**Exercise brief:** All of the data is to be copied without a single change.

**Input for this task:**

◇ ◇ ◇ ◇ ◇

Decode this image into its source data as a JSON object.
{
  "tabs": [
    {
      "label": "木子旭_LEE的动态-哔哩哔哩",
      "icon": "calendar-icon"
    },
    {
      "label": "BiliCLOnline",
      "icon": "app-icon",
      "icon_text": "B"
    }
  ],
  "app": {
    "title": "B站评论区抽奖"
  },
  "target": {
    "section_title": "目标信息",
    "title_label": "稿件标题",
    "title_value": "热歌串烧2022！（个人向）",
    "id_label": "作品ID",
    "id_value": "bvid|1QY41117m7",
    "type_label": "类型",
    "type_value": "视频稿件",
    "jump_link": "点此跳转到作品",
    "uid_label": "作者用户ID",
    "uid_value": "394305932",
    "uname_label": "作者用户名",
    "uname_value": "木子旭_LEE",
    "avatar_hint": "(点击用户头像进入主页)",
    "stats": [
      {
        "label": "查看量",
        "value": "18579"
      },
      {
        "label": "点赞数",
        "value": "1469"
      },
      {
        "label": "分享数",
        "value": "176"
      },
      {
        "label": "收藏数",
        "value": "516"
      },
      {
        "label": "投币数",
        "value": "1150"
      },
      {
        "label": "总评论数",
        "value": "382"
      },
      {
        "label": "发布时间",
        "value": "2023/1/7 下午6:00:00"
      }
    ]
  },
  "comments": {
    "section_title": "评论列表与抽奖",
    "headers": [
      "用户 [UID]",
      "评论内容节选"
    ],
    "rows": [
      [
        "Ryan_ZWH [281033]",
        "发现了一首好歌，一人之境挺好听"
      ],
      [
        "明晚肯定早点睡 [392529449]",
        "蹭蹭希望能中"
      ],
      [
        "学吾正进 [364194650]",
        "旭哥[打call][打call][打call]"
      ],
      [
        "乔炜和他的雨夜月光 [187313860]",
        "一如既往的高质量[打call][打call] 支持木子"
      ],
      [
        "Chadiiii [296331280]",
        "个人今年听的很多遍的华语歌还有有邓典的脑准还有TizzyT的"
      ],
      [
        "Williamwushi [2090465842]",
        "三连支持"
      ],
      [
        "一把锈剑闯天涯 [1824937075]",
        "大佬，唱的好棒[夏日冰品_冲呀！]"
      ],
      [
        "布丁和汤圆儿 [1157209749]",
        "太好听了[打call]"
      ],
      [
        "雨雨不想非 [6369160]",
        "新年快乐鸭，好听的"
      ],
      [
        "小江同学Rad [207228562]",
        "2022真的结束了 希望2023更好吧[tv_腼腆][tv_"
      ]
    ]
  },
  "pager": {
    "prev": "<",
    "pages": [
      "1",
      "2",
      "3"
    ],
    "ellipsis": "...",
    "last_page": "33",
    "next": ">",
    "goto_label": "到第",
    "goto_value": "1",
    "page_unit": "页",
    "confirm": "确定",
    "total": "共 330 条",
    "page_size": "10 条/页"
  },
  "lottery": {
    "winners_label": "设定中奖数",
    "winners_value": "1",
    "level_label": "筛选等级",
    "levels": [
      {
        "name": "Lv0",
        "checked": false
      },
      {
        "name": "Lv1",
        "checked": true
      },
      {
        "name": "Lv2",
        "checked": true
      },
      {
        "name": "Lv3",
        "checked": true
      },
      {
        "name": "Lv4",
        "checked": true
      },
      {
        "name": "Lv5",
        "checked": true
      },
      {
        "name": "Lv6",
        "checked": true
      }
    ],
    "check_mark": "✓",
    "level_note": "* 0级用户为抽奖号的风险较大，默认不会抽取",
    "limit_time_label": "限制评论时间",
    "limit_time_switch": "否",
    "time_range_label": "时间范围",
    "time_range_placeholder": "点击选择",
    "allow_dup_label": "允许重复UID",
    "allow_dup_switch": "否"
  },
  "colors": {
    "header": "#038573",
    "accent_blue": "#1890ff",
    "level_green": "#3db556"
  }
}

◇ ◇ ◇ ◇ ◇

**Answer to the exercise:**
Decode this image into its source data as a JSON object.
{
  "tabs": [
    {
      "label": "木子旭_LEE的动态-哔哩哔哩",
      "icon": "calendar-icon"
    },
    {
      "label": "BiliCLOnline",
      "icon": "app-icon",
      "icon_text": "B"
    }
  ],
  "app": {
    "title": "B站评论区抽奖"
  },
  "target": {
    "section_title": "目标信息",
    "title_label": "稿件标题",
    "title_value": "热歌串烧2022！（个人向）",
    "id_label": "作品ID",
    "id_value": "bvid|1QY41117m7",
    "type_label": "类型",
    "type_value": "视频稿件",
    "jump_link": "点此跳转到作品",
    "uid_label": "作者用户ID",
    "uid_value": "394305932",
    "uname_label": "作者用户名",
    "uname_value": "木子旭_LEE",
    "avatar_hint": "(点击用户头像进入主页)",
    "stats": [
      {
        "label": "查看量",
        "value": "18579"
      },
      {
        "label": "点赞数",
        "value": "1469"
      },
      {
        "label": "分享数",
        "value": "176"
      },
      {
        "label": "收藏数",
        "value": "516"
      },
      {
        "label": "投币数",
        "value": "1150"
      },
      {
        "label": "总评论数",
        "value": "382"
      },
      {
        "label": "发布时间",
        "value": "2023/1/7 下午6:00:00"
      }
    ]
  },
  "comments": {
    "section_title": "评论列表与抽奖",
    "headers": [
      "用户 [UID]",
      "评论内容节选"
    ],
    "rows": [
      [
        "Ryan_ZWH [281033]",
        "发现了一首好歌，一人之境挺好听"
      ],
      [
        "明晚肯定早点睡 [392529449]",
        "蹭蹭希望能中"
      ],
      [
        "学吾正进 [364194650]",
        "旭哥[打call][打call][打call]"
      ],
      [
        "乔炜和他的雨夜月光 [187313860]",
        "一如既往的高质量[打call][打call] 支持木子"
      ],
      [
        "Chadiiii [296331280]",
        "个人今年听的很多遍的华语歌还有有邓典的脑准还有TizzyT的"
      ],
      [
        "Williamwushi [2090465842]",
        "三连支持"
      ],
      [
        "一把锈剑闯天涯 [1824937075]",
        "大佬，唱的好棒[夏日冰品_冲呀！]"
      ],
      [
        "布丁和汤圆儿 [1157209749]",
        "太好听了[打call]"
      ],
      [
        "雨雨不想非 [6369160]",
        "新年快乐鸭，好听的"
      ],
      [
        "小江同学Rad [207228562]",
        "2022真的结束了 希望2023更好吧[tv_腼腆][tv_"
      ]
    ]
  },
  "pager": {
    "prev": "<",
    "pages": [
      "1",
      "2",
      "3"
    ],
    "ellipsis": "...",
    "last_page": "33",
    "next": ">",
    "goto_label": "到第",
    "goto_value": "1",
    "page_unit": "页",
    "confirm": "确定",
    "total": "共 330 条",
    "page_size": "10 条/页"
  },
  "lottery": {
    "winners_label": "设定中奖数",
    "winners_value": "1",
    "level_label": "筛选等级",
    "levels": [
      {
        "name": "Lv0",
        "checked": false
      },
      {
        "name": "Lv1",
        "checked": true
      },
      {
        "name": "Lv2",
        "checked": true
      },
      {
        "name": "Lv3",
        "checked": true
      },
      {
        "name": "Lv4",
        "checked": true
      },
      {
        "name": "Lv5",
        "checked": true
      },
      {
        "name": "Lv6",
        "checked": true
      }
    ],
    "check_mark": "✓",
    "level_note": "* 0级用户为抽奖号的风险较大，默认不会抽取",
    "limit_time_label": "限制评论时间",
    "limit_time_switch": "否",
    "time_range_label": "时间范围",
    "time_range_placeholder": "点击选择",
    "allow_dup_label": "允许重复UID",
    "allow_dup_switch": "否"
  },
  "colors": {
    "header": "#038573",
    "accent_blue": "#1890ff",
    "level_green": "#3db556"
  }
}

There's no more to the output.